▶ What the task requires:
The answer is every line of the records that holds the word "text", copied in full.

Items from a dataset:
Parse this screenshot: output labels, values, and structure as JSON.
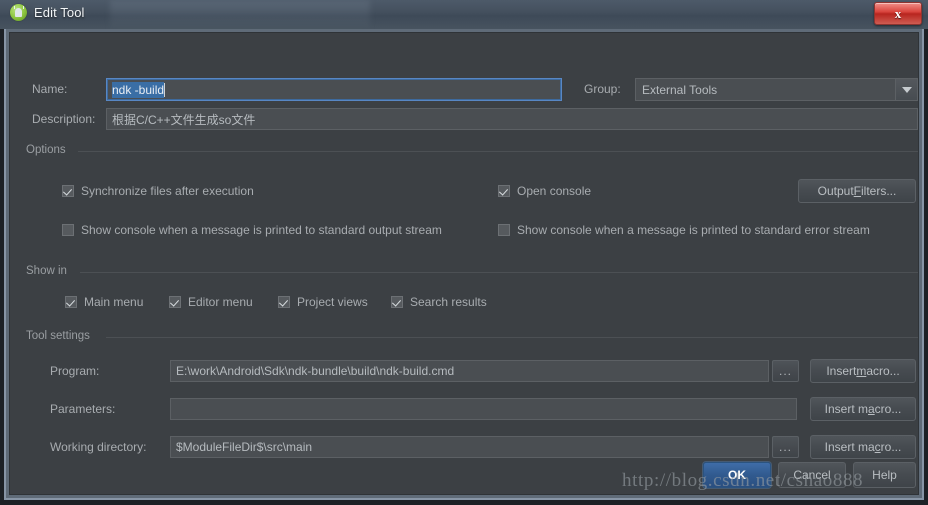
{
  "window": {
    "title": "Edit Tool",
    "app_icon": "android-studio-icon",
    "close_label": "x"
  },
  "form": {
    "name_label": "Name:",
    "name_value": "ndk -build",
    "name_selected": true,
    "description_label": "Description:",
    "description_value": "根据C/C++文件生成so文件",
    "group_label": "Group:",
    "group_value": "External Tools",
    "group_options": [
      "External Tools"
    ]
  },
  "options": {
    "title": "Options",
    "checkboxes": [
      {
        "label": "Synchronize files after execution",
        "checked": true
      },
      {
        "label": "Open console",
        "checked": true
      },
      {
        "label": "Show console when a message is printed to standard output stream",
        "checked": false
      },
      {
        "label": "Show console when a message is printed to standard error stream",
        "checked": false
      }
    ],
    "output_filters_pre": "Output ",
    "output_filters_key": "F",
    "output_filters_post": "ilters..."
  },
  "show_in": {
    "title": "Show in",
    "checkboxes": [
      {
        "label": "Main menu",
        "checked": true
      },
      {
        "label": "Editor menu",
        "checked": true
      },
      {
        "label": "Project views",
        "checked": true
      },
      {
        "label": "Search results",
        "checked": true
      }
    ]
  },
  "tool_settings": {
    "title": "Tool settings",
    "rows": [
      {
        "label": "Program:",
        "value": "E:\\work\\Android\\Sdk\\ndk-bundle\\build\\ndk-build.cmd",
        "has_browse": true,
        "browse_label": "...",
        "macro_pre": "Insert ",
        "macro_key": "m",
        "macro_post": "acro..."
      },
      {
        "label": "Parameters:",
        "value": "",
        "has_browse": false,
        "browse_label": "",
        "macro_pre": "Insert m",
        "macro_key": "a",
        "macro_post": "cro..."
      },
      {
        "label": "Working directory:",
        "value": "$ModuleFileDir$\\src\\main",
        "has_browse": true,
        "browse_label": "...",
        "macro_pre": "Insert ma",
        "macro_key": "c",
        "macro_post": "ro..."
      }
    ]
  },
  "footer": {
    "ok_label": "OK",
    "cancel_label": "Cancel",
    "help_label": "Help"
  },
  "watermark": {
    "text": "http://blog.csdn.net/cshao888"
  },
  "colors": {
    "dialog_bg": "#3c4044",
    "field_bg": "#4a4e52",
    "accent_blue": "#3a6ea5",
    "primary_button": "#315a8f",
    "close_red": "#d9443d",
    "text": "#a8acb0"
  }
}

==

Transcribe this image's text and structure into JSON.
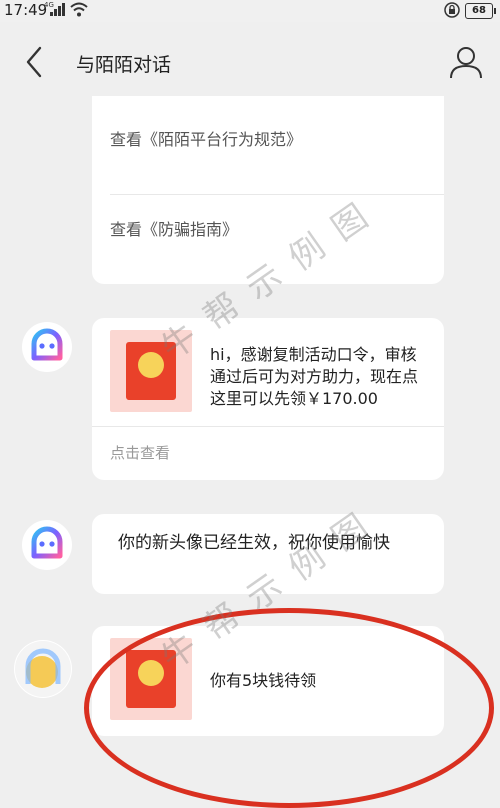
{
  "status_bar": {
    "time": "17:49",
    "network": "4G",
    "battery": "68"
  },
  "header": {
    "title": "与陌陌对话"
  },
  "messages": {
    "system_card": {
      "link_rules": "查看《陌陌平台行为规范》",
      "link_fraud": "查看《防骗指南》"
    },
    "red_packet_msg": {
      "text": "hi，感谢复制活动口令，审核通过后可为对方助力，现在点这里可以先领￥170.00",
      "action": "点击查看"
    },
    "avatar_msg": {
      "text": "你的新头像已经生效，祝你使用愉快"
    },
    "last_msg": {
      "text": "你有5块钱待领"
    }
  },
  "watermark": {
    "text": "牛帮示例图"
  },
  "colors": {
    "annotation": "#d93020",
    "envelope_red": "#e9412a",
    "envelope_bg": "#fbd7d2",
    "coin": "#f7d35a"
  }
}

▶ Answer box:
    "text": "http://blog.csdn.net/cshao888"
    "text": "#a8acb0"
Transcribe this image's text and structure into JSON.
      "text": "hi，感谢复制活动口令，审核通过后可为对方助力，现在点这里可以先领￥170.00",
      "text": "你的新头像已经生效，祝你使用愉快"
      "text": "你有5块钱待领"
    "text": "牛帮示例图"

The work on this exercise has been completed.